■ Supplied information
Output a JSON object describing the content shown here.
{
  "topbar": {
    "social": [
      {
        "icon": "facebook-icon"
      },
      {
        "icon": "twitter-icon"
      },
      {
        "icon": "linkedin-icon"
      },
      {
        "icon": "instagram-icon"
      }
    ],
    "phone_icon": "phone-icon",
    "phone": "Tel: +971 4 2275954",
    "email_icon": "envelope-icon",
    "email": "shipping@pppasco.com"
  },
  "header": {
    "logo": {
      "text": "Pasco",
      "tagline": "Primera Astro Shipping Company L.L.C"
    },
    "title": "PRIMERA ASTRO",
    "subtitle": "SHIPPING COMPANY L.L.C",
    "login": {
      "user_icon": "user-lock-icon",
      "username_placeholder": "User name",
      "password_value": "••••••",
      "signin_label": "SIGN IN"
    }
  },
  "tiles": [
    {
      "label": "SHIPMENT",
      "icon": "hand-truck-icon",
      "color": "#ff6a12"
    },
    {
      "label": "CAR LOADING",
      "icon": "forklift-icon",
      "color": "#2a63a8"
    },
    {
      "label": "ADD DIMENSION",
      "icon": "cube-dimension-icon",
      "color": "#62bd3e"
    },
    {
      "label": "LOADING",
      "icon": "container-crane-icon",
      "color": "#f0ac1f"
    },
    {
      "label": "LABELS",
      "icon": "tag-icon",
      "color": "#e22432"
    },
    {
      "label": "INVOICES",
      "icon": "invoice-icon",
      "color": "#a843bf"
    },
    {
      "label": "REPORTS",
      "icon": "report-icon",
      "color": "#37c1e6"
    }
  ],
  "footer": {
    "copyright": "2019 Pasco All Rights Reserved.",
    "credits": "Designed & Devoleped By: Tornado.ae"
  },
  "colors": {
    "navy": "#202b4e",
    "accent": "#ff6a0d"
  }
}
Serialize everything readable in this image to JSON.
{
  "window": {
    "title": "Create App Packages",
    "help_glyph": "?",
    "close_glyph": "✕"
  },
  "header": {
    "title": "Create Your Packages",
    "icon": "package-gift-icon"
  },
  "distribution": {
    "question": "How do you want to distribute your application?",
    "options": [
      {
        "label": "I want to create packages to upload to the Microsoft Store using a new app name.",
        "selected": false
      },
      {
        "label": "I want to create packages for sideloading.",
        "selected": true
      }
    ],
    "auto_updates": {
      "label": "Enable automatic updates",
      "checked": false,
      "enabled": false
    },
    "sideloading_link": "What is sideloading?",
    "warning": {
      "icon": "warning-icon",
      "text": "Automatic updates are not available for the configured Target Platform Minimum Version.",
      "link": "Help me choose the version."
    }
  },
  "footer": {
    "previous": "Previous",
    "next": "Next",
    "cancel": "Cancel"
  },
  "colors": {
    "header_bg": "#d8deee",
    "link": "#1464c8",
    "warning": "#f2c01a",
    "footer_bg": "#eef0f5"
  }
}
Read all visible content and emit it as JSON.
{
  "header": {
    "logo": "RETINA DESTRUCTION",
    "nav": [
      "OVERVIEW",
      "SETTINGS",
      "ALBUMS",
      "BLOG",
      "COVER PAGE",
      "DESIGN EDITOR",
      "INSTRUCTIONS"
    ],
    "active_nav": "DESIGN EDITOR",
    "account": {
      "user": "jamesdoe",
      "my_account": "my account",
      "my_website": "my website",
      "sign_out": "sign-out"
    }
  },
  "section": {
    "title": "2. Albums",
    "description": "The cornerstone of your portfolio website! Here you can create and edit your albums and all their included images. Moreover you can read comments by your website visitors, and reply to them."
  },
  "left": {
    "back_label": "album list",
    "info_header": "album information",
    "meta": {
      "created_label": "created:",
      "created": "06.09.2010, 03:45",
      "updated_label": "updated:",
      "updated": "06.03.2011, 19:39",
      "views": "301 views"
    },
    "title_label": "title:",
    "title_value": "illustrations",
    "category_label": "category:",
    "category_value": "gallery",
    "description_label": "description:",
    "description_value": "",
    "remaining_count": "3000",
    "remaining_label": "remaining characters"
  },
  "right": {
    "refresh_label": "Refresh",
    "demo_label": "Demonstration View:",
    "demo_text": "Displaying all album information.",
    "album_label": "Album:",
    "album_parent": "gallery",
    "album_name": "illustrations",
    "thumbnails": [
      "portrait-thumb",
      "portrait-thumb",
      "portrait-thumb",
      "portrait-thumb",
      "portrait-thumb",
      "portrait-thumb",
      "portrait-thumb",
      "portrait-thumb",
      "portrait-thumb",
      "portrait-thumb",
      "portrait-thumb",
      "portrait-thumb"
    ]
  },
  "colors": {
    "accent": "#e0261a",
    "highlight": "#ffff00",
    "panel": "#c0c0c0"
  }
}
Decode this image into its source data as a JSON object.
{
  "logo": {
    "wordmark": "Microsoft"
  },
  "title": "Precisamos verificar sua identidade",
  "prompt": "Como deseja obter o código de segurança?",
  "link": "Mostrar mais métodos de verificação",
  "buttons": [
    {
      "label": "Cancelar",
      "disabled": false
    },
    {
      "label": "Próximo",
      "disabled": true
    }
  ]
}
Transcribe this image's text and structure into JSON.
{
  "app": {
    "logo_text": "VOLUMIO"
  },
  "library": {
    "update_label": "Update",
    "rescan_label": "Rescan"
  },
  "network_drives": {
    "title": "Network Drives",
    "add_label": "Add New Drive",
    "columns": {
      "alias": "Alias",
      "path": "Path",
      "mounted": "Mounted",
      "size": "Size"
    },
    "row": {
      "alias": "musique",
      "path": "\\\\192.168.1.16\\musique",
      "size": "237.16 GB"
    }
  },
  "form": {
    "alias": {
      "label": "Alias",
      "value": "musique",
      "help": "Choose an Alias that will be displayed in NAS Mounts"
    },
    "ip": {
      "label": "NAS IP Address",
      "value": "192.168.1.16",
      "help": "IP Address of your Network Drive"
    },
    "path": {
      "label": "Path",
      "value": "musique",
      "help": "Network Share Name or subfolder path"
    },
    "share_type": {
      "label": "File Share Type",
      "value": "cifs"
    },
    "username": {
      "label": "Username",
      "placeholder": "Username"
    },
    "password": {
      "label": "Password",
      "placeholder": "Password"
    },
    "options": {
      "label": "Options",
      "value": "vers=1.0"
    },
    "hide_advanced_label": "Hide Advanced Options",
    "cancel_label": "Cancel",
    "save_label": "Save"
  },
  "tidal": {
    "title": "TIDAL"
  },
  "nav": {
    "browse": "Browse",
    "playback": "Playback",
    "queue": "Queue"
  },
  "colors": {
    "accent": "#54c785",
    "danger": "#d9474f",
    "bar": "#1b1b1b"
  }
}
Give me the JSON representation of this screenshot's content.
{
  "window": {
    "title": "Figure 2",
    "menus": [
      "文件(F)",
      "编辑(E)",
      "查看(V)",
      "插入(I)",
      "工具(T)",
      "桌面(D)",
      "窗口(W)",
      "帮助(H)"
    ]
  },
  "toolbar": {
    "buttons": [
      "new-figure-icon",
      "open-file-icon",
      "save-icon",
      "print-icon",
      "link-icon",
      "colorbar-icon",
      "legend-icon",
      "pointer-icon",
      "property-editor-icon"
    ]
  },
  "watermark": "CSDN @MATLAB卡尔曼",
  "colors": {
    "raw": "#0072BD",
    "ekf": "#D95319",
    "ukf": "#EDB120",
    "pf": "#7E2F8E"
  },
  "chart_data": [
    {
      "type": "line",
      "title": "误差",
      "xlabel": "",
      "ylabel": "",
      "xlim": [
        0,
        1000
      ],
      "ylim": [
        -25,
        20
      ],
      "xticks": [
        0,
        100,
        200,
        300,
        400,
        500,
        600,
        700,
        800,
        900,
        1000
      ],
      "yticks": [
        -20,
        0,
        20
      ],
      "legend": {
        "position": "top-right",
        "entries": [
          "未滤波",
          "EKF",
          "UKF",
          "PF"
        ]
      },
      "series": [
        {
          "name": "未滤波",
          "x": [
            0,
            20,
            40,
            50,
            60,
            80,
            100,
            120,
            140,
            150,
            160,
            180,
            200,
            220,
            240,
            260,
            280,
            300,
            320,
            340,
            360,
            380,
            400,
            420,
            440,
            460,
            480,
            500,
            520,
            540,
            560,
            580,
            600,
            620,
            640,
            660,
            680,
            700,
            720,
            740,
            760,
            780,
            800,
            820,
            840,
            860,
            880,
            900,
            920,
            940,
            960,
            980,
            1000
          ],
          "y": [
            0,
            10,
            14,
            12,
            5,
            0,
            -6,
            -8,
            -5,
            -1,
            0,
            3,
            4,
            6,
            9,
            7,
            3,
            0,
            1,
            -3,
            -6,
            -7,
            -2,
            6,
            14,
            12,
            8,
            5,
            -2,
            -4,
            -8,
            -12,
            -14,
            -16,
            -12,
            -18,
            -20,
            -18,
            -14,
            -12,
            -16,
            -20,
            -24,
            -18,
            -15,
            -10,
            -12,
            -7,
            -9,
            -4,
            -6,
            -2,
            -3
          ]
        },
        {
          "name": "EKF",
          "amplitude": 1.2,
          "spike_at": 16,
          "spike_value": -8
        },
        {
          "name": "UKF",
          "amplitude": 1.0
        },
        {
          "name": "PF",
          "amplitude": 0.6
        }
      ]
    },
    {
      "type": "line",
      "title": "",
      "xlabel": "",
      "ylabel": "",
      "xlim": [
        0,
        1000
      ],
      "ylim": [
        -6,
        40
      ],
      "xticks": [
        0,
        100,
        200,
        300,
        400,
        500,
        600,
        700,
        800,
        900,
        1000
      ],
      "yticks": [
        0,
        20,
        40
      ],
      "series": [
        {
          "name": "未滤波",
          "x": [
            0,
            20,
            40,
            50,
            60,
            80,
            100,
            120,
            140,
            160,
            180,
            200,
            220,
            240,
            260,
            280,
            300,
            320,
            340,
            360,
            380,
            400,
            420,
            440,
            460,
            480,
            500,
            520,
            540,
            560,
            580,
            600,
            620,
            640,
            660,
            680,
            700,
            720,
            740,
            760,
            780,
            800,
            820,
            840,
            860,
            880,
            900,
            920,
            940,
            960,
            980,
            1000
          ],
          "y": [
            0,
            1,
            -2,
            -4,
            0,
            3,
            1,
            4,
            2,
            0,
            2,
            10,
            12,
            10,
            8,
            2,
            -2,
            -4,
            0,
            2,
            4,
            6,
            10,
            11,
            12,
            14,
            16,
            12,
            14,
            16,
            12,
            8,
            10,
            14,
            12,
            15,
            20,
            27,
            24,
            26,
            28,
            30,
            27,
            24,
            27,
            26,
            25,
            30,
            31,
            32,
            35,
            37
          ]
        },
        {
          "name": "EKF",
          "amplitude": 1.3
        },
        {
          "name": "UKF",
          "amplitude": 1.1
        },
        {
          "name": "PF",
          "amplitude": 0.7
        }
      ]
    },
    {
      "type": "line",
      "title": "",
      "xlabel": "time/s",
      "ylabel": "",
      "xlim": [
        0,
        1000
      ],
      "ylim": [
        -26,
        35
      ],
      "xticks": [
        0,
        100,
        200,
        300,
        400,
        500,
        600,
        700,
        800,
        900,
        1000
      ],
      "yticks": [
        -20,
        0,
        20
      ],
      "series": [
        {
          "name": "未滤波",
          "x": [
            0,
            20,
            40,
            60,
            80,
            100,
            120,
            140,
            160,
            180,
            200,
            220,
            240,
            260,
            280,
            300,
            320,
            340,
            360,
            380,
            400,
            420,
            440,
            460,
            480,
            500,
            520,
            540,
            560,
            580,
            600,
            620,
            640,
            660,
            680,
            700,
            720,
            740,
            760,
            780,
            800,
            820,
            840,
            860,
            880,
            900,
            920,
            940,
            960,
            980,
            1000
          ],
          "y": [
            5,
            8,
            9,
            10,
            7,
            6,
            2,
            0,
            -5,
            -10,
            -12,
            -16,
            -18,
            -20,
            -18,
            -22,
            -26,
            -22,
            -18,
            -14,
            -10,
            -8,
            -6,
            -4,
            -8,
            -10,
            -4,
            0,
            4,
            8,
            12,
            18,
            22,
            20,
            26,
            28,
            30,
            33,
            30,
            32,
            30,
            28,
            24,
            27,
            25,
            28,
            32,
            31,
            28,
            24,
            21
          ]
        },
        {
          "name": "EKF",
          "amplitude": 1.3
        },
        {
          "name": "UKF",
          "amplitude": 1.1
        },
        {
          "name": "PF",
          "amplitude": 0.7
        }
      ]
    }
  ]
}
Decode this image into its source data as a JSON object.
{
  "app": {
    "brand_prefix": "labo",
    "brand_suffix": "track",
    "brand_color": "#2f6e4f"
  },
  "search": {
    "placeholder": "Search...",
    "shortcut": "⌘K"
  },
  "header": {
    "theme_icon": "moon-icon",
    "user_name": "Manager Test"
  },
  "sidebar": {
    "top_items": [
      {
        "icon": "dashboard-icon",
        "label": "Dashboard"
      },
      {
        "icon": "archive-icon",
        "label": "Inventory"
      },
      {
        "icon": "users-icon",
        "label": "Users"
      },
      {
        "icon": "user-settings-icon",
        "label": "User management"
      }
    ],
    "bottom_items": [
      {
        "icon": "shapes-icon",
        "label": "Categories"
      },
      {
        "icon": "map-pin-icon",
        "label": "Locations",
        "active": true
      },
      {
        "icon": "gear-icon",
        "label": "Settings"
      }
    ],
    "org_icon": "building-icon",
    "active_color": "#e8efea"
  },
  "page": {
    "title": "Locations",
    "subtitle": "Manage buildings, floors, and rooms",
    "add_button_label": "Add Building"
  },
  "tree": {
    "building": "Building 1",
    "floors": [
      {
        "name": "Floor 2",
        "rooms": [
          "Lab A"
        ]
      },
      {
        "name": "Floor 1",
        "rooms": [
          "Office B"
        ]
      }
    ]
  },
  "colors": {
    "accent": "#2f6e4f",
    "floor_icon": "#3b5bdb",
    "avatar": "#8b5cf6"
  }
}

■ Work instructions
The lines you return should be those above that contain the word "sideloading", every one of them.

■ Expected output
        "label": "I want to create packages for sideloading.",
    "sideloading_link": "What is sideloading?",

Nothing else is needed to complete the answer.